– Jenna Schroder for ArtsHub

‘Sylvia is a wonderfully successful synthesis of choreography, music, lighting, projection, set design and costuming.’
– Susan Bendall for Dance Australia

If the reviews are anything to go by, it looks like we are in for an absolute treat when Sylvia make its way to Sydney in November. Tickets for the dress rehearsal on 7 November are available here.

Main image Simon Schluter

Sylvia in Rehearsal

Sylvia in Rehearsal

With tickets for the Dress Rehearsal of Sylvia now on sale, here are some behind the scenes shots of The Australian Ballet dancers getting ready to bring Stanton Welch’s new production to Sydney. Click here to book your tickets

Photography Kate Longley

Dancing Under the Southern Skies

Dancing Under the Southern Skies

Friends of The Australian Ballet are thrilled to able to share Valerie Lawson’s magnificent book, Dancing Under the Southern Skies – The History of Ballet in Australia with our members.

With its vivid narrative, Valerie Lawson’s Dancing Under the Southern Skies goes far beyond what audiences see on stage to reveal what has been behind the red velvet curtain. The lives of the dancers who toured to Australia, among them Anna Pavlova and Margot Fonteyn, and of those who stayed and of those who created companies in Australia are presented in a fascinating mosaic of interviews, letters and personal stories from dancers, directors, producers, impresarios and critics.

She also paints portraits of those who influenced Australian culture over nine decades, among them Laurence Olivier, Edouard Borovansky, Peggy van Praagh, Paul Keating and Graeme Murphy, and tells how the nation escaped from cultural dependence on Britain, fell in love with ballet troupes from the Soviet Union, and then watched the birth of the Australian Ballet, the Sydney Dance Company, Bangarra Dance Theatre and many other dance companies.

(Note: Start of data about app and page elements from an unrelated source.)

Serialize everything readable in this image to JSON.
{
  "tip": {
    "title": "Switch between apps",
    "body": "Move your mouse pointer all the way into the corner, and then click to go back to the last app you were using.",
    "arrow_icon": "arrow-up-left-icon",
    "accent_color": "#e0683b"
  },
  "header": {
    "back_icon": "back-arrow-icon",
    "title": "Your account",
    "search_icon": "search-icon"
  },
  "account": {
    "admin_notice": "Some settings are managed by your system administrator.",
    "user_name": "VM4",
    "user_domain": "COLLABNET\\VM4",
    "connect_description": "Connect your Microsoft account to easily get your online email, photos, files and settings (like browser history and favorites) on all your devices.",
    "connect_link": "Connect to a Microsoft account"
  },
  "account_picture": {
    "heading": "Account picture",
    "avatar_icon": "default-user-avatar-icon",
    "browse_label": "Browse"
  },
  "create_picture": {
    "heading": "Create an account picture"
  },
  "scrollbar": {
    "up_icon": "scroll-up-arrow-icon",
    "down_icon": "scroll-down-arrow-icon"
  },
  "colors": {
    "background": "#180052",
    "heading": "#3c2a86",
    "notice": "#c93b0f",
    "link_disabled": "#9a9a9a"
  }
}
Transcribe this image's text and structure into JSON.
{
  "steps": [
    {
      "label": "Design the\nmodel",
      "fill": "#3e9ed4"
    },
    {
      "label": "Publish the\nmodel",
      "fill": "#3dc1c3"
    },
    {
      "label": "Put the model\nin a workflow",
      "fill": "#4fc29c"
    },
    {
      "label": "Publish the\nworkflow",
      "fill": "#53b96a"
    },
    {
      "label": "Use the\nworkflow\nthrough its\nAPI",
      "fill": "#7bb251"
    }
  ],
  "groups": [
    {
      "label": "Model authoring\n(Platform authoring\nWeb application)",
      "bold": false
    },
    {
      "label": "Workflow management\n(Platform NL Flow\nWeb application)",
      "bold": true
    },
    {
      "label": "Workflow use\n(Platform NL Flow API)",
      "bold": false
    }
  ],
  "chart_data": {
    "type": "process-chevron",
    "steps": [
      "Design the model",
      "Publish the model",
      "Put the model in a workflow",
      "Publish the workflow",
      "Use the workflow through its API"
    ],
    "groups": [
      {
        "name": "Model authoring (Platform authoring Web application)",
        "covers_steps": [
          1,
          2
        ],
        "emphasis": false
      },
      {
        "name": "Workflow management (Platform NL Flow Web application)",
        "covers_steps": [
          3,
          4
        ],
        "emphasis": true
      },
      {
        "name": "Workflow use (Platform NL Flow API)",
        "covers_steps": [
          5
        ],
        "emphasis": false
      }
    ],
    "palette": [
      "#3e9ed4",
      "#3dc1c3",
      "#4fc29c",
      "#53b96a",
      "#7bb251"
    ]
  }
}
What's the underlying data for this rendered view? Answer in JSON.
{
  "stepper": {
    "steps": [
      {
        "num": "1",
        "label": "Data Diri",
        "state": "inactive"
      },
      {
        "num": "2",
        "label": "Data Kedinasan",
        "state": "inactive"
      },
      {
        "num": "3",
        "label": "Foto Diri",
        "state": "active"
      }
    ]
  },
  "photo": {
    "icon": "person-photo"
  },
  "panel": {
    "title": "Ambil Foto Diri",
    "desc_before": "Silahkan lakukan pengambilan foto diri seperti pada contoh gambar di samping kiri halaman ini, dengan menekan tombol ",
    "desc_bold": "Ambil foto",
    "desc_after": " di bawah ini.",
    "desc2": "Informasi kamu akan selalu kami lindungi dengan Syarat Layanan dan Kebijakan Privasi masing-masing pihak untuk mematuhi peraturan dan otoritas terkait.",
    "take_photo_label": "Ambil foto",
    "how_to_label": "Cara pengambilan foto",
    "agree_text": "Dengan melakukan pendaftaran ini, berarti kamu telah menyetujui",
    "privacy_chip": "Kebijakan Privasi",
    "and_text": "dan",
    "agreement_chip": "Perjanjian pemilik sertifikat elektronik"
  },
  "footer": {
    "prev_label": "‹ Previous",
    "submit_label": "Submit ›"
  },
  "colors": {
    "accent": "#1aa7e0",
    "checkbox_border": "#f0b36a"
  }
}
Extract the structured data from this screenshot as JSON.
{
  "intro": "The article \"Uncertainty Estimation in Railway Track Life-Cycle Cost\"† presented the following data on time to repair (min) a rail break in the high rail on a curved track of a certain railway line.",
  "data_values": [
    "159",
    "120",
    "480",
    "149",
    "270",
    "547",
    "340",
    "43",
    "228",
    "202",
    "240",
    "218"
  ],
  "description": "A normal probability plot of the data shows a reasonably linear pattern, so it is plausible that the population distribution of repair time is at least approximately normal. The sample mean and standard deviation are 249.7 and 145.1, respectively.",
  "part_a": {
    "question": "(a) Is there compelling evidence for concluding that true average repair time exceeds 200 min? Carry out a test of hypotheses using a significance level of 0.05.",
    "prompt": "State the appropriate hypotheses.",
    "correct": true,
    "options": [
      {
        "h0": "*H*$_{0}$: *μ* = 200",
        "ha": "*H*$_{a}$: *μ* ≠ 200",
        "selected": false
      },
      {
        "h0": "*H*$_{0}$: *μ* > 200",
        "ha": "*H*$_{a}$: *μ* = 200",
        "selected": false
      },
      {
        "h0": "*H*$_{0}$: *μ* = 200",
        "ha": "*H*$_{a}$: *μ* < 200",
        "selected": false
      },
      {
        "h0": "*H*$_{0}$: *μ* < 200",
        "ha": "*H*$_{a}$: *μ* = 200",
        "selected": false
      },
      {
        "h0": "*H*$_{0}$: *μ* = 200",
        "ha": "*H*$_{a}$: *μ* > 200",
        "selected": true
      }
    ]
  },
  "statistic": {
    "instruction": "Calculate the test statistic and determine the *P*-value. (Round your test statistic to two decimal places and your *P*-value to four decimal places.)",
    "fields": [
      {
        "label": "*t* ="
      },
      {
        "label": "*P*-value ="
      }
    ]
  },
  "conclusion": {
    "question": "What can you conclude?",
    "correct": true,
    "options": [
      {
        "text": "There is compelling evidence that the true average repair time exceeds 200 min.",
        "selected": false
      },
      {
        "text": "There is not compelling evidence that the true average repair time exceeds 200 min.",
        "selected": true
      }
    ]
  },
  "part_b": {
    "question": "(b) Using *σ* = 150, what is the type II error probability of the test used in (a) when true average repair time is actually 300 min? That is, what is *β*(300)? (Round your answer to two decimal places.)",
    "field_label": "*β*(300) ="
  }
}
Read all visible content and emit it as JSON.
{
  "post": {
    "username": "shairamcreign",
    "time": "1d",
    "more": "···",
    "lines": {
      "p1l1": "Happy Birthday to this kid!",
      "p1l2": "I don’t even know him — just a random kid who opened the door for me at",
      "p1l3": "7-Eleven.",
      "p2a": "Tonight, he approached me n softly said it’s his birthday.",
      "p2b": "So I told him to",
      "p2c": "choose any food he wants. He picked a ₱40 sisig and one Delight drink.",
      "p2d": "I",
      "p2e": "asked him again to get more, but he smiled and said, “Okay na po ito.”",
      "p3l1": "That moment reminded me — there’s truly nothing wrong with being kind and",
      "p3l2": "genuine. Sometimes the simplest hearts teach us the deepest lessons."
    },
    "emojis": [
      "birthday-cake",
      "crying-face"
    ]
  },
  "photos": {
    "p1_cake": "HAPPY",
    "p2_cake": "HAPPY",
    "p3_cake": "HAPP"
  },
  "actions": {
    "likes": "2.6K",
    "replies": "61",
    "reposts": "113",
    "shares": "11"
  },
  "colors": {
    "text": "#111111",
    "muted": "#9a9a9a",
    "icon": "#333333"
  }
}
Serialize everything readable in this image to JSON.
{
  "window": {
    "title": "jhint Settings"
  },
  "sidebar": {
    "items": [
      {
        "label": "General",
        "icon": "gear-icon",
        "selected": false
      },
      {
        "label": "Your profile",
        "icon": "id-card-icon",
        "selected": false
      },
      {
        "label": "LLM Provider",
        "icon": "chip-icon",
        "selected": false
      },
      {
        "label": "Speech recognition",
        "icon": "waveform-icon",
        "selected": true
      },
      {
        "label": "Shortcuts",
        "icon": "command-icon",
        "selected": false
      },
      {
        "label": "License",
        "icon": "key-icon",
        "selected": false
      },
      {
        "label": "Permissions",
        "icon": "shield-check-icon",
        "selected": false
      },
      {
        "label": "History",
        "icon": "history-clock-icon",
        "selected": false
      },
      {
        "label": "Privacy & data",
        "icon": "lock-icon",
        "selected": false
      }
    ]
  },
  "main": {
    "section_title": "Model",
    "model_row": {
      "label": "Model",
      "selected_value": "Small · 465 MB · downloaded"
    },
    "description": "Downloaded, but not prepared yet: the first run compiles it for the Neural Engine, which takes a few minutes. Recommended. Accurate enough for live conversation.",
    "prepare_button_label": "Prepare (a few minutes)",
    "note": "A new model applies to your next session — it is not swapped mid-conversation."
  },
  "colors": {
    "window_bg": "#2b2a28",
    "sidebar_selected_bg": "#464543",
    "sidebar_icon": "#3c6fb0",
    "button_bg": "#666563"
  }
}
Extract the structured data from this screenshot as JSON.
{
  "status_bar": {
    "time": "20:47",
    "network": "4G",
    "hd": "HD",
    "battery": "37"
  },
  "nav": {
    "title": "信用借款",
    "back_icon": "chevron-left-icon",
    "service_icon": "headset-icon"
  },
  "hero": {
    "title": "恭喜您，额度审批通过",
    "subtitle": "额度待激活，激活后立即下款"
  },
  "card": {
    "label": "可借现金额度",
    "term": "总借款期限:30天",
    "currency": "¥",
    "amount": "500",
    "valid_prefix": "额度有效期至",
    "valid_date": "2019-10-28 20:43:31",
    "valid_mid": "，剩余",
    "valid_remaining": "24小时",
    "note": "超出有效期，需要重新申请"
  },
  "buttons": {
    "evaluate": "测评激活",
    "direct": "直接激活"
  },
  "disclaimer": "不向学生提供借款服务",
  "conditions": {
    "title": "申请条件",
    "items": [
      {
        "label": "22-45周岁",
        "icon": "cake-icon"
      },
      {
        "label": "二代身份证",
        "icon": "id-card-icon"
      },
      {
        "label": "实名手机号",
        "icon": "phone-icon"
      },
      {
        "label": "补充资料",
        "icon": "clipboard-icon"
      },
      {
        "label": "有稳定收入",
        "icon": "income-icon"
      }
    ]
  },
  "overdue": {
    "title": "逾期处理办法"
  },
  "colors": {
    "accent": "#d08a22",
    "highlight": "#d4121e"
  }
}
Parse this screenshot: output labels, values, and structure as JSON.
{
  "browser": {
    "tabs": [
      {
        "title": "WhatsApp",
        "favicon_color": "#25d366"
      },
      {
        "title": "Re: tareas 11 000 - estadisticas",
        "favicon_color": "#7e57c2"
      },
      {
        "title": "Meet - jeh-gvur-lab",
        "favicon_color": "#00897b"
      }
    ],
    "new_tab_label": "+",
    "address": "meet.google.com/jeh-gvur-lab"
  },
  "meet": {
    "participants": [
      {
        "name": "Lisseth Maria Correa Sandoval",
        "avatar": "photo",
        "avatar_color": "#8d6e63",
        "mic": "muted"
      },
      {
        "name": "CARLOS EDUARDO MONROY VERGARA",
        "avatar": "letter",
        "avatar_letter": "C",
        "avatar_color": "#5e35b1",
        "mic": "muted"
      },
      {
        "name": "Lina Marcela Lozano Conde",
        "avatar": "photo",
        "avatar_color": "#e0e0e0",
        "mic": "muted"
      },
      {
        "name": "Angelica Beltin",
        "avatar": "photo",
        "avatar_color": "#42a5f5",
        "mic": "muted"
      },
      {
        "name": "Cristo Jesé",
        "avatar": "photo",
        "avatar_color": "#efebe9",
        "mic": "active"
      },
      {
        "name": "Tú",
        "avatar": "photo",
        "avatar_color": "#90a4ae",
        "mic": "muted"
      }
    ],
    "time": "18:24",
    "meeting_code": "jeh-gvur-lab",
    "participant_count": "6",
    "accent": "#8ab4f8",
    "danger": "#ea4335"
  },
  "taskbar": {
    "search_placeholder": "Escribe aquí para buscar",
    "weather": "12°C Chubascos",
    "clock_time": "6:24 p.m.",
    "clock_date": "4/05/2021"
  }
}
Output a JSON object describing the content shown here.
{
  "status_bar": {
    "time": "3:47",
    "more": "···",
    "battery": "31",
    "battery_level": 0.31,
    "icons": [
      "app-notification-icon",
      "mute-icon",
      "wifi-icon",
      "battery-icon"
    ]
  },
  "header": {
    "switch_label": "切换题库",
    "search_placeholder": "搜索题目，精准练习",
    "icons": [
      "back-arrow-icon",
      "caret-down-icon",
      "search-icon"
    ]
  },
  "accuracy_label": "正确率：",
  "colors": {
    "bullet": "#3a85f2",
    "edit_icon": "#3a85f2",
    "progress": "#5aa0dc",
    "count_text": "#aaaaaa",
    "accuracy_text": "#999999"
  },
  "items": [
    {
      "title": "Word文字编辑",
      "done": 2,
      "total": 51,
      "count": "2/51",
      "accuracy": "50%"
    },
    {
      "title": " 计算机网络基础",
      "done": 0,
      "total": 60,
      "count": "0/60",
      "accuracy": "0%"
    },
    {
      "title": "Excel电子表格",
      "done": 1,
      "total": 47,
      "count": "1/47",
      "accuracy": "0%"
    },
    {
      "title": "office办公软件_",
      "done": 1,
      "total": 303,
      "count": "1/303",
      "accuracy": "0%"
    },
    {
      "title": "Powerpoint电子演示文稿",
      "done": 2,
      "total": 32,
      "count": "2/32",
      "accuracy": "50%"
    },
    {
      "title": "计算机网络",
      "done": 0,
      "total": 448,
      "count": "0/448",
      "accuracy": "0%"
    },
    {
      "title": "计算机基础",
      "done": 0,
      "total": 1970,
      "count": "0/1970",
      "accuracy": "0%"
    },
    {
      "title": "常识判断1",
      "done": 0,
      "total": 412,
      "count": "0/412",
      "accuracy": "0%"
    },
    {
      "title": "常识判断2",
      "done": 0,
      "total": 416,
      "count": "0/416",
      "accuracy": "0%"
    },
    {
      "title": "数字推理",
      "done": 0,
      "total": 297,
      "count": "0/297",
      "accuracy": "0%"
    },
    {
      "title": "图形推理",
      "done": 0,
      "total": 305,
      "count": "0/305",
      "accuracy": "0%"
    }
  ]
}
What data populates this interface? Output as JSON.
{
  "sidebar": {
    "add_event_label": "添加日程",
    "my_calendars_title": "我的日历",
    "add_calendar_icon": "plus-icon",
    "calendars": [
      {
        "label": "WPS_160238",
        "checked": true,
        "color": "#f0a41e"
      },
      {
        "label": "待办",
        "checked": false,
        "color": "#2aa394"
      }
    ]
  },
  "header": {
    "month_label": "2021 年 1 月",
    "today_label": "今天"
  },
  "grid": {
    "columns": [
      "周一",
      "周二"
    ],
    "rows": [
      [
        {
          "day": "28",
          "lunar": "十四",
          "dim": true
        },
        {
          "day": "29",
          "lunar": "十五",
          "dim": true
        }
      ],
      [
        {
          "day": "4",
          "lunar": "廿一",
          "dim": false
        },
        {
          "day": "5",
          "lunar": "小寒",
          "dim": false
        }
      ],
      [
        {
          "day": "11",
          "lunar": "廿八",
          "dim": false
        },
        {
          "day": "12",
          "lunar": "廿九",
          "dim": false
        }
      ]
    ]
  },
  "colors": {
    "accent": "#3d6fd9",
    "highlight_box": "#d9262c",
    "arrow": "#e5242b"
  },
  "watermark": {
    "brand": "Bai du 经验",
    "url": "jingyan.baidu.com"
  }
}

Each book sold through The Friends, will result in $20 towards our fundraising efforts supporting The Australian Ballet.

Click here to grab your copy now!